Boeing’s bonds were unchanged after Fitch’s report. The cost to protect its debt against default for five years rose 2.2 basis points, according to data provider CMA.
The company’s benchmark 10-year bond has traded higher since the March 10 crash of the Ethiopian Airlines jet, the second Max accident in a five-month span. The notes were last quoted at 103 cents on the dollar, according to Trace. Boeing was able to sell $3.5 billion of new debt in April, boosting the size of the transaction amid strong demand.
The shares fell 1% to $373.70 at 1:04 p.m. in New York.
Boeing is rated A2 by Moody’s Investors Service and an equivalent A from S&P Global Ratings, the sixth-highest investment-grade rating. Both carry stable outlooks.
S&P said last week that Boeing’s announcement that it will be taking a $5.6 billion pretax charge to compensate for the grounding of the 737 Max wouldn’t affect the company’s credit ratings. But S&P warned that more damaging effects to Boeing’s finances or a “substantial loss” in market share to the 737 could warrant a downgrade.
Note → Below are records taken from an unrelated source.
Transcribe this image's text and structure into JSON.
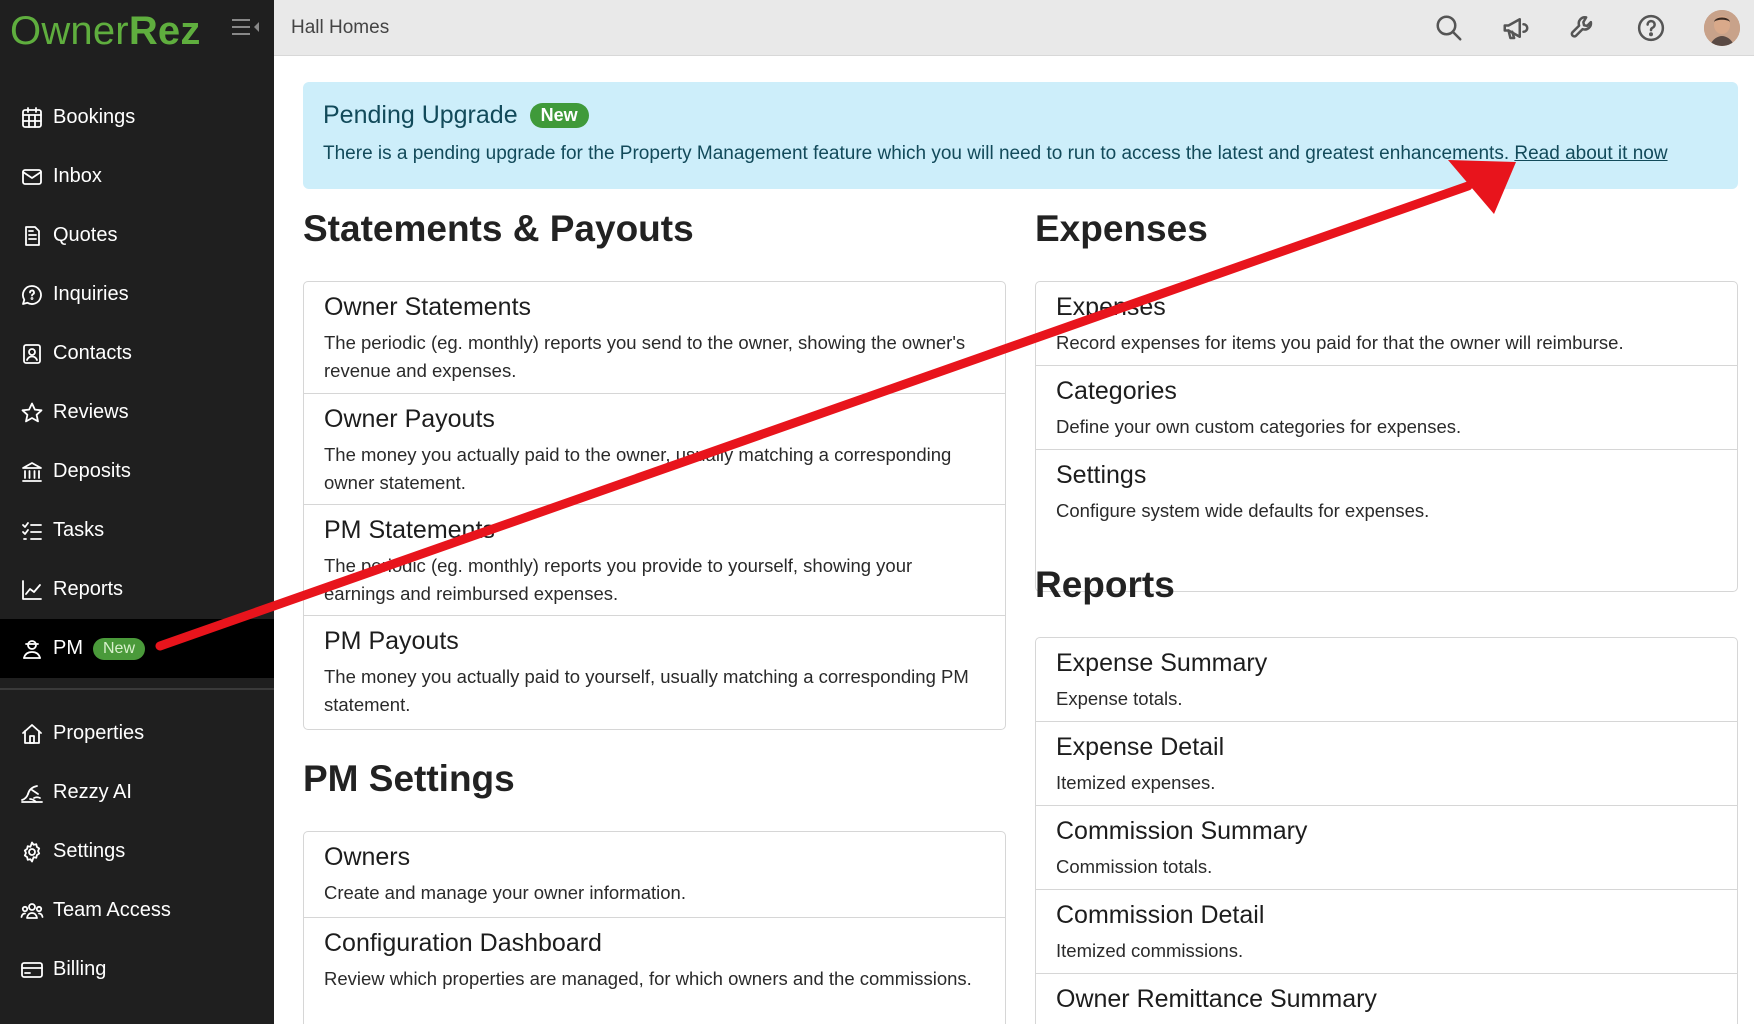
{
  "app": {
    "logo_owner": "Owner",
    "logo_rez": "Rez",
    "account_name": "Hall Homes"
  },
  "sidebar": {
    "items": [
      {
        "label": "Bookings",
        "icon": "calendar-icon"
      },
      {
        "label": "Inbox",
        "icon": "envelope-icon"
      },
      {
        "label": "Quotes",
        "icon": "document-icon"
      },
      {
        "label": "Inquiries",
        "icon": "chat-question-icon"
      },
      {
        "label": "Contacts",
        "icon": "contact-card-icon"
      },
      {
        "label": "Reviews",
        "icon": "star-icon"
      },
      {
        "label": "Deposits",
        "icon": "bank-icon"
      },
      {
        "label": "Tasks",
        "icon": "checklist-icon"
      },
      {
        "label": "Reports",
        "icon": "line-chart-icon"
      },
      {
        "label": "PM",
        "icon": "person-icon",
        "badge": "New",
        "active": true
      }
    ],
    "secondary_items": [
      {
        "label": "Properties",
        "icon": "house-icon"
      },
      {
        "label": "Rezzy AI",
        "icon": "rezzy-icon"
      },
      {
        "label": "Settings",
        "icon": "gear-icon"
      },
      {
        "label": "Team Access",
        "icon": "team-icon"
      },
      {
        "label": "Billing",
        "icon": "credit-card-icon"
      }
    ]
  },
  "topbar": {
    "icons": [
      "search-icon",
      "megaphone-icon",
      "wrench-icon",
      "help-icon"
    ]
  },
  "banner": {
    "title": "Pending Upgrade",
    "badge": "New",
    "text": "There is a pending upgrade for the Property Management feature which you will need to run to access the latest and greatest enhancements.",
    "link": "Read about it now"
  },
  "sections": {
    "statements": {
      "title": "Statements & Payouts",
      "cards": [
        {
          "title": "Owner Statements",
          "desc": "The periodic (eg. monthly) reports you send to the owner, showing the owner's revenue and expenses."
        },
        {
          "title": "Owner Payouts",
          "desc": "The money you actually paid to the owner, usually matching a corresponding owner statement."
        },
        {
          "title": "PM Statements",
          "desc": "The periodic (eg. monthly) reports you provide to yourself, showing your earnings and reimbursed expenses."
        },
        {
          "title": "PM Payouts",
          "desc": "The money you actually paid to yourself, usually matching a corresponding PM statement."
        }
      ]
    },
    "pm_settings": {
      "title": "PM Settings",
      "cards": [
        {
          "title": "Owners",
          "desc": "Create and manage your owner information."
        },
        {
          "title": "Configuration Dashboard",
          "desc": "Review which properties are managed, for which owners and the commissions."
        }
      ]
    },
    "expenses": {
      "title": "Expenses",
      "cards": [
        {
          "title": "Expenses",
          "desc": "Record expenses for items you paid for that the owner will reimburse."
        },
        {
          "title": "Categories",
          "desc": "Define your own custom categories for expenses."
        },
        {
          "title": "Settings",
          "desc": "Configure system wide defaults for expenses."
        }
      ]
    },
    "reports": {
      "title": "Reports",
      "cards": [
        {
          "title": "Expense Summary",
          "desc": "Expense totals."
        },
        {
          "title": "Expense Detail",
          "desc": "Itemized expenses."
        },
        {
          "title": "Commission Summary",
          "desc": "Commission totals."
        },
        {
          "title": "Commission Detail",
          "desc": "Itemized commissions."
        },
        {
          "title": "Owner Remittance Summary",
          "desc": ""
        }
      ]
    }
  },
  "colors": {
    "brand_green": "#5fae3e",
    "sidebar_bg": "#1f1f1f",
    "banner_bg": "#cdeefa",
    "annotation_red": "#e8141c"
  }
}
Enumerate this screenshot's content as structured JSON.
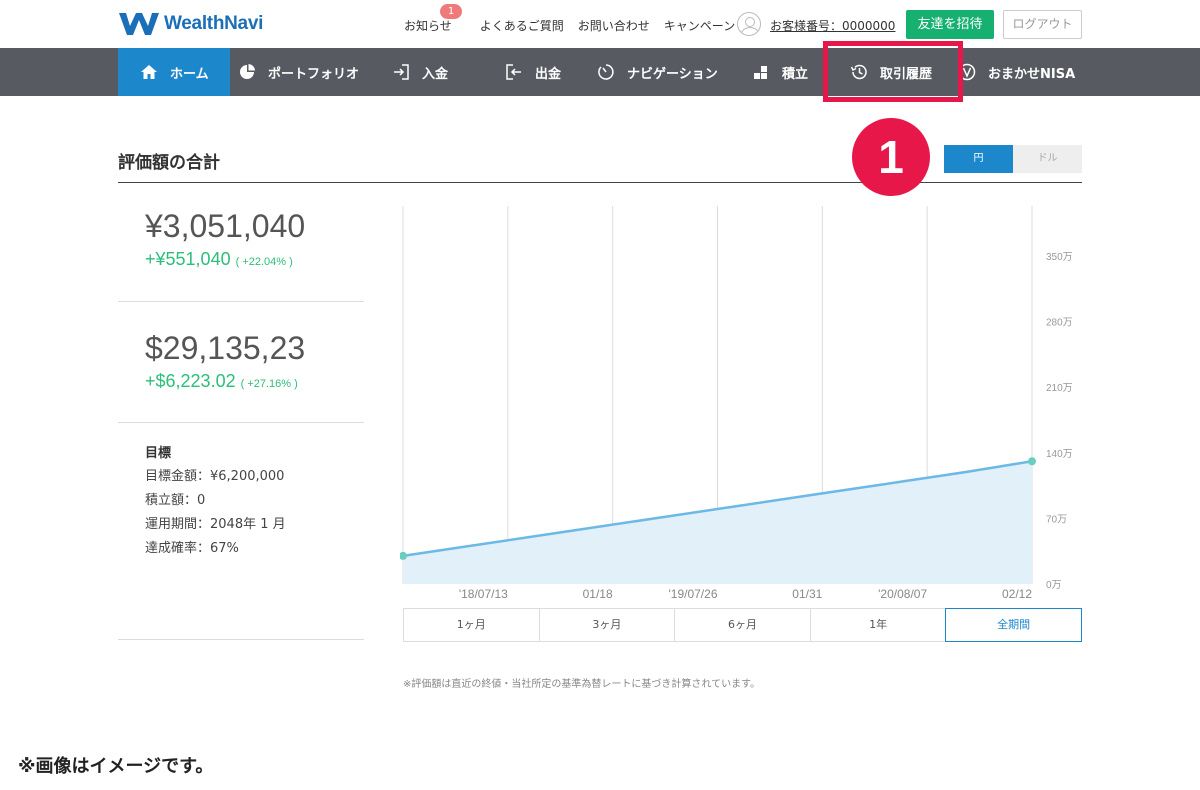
{
  "header": {
    "logo_text": "WealthNavi",
    "links": [
      "お知らせ",
      "よくあるご質問",
      "お問い合わせ",
      "キャンペーン"
    ],
    "notification_count": "1",
    "customer_number": "お客様番号：0000000",
    "invite_label": "友達を招待",
    "logout_label": "ログアウト"
  },
  "nav": {
    "items": [
      {
        "label": "ホーム",
        "icon": "home-icon"
      },
      {
        "label": "ポートフォリオ",
        "icon": "pie-chart-icon"
      },
      {
        "label": "入金",
        "icon": "deposit-icon"
      },
      {
        "label": "出金",
        "icon": "withdraw-icon"
      },
      {
        "label": "ナビゲーション",
        "icon": "gauge-icon"
      },
      {
        "label": "積立",
        "icon": "blocks-icon"
      },
      {
        "label": "取引履歴",
        "icon": "history-icon"
      },
      {
        "label": "おまかせNISA",
        "icon": "nisa-icon"
      }
    ],
    "active_index": 0,
    "highlighted_index": 6
  },
  "annotation": {
    "step_number": "1",
    "color": "#e8174a"
  },
  "section": {
    "title": "評価額の合計",
    "currency_yen": "円",
    "currency_usd": "ドル"
  },
  "summary": {
    "yen_total": "¥3,051,040",
    "yen_gain": "+¥551,040",
    "yen_gain_pct": "( +22.04% )",
    "usd_total": "$29,135,23",
    "usd_gain": "+$6,223.02",
    "usd_gain_pct": "( +27.16% )"
  },
  "goal": {
    "title": "目標",
    "amount": "目標金額：¥6,200,000",
    "monthly": "積立額：0",
    "period": "運用期間：2048年 1 月",
    "probability": "達成確率：67%"
  },
  "chart_data": {
    "type": "area",
    "x_tick_labels": [
      "'18/07/13",
      "01/18",
      "'19/07/26",
      "01/31",
      "'20/08/07",
      "02/12"
    ],
    "y_tick_labels": [
      "0万",
      "70万",
      "140万",
      "210万",
      "280万",
      "350万"
    ],
    "y_ticks": [
      0,
      70,
      140,
      210,
      280,
      350
    ],
    "ylim": [
      0,
      350
    ],
    "series": [
      {
        "values": [
          [
            0,
            30
          ],
          [
            0.1,
            40
          ],
          [
            0.2,
            50
          ],
          [
            0.3,
            60
          ],
          [
            0.4,
            70
          ],
          [
            0.5,
            80
          ],
          [
            0.6,
            90
          ],
          [
            0.7,
            100
          ],
          [
            0.75,
            105
          ],
          [
            0.8,
            110
          ],
          [
            0.85,
            115
          ],
          [
            0.9,
            120
          ],
          [
            1.0,
            131
          ]
        ]
      }
    ],
    "line_color": "#6cb8e6",
    "fill_color": "#e2f0fa",
    "grid": true
  },
  "periods": {
    "items": [
      "1ヶ月",
      "3ヶ月",
      "6ヶ月",
      "1年",
      "全期間"
    ],
    "active_index": 4
  },
  "footnote": "※評価額は直近の終値・当社所定の基準為替レートに基づき計算されています。",
  "caption": "※画像はイメージです。"
}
Regulators around the world banned the plane from flying in March after the Ethiopia crash, the second in five months for the new version of the workhorse 737. A total of 346 people died in the two accidents.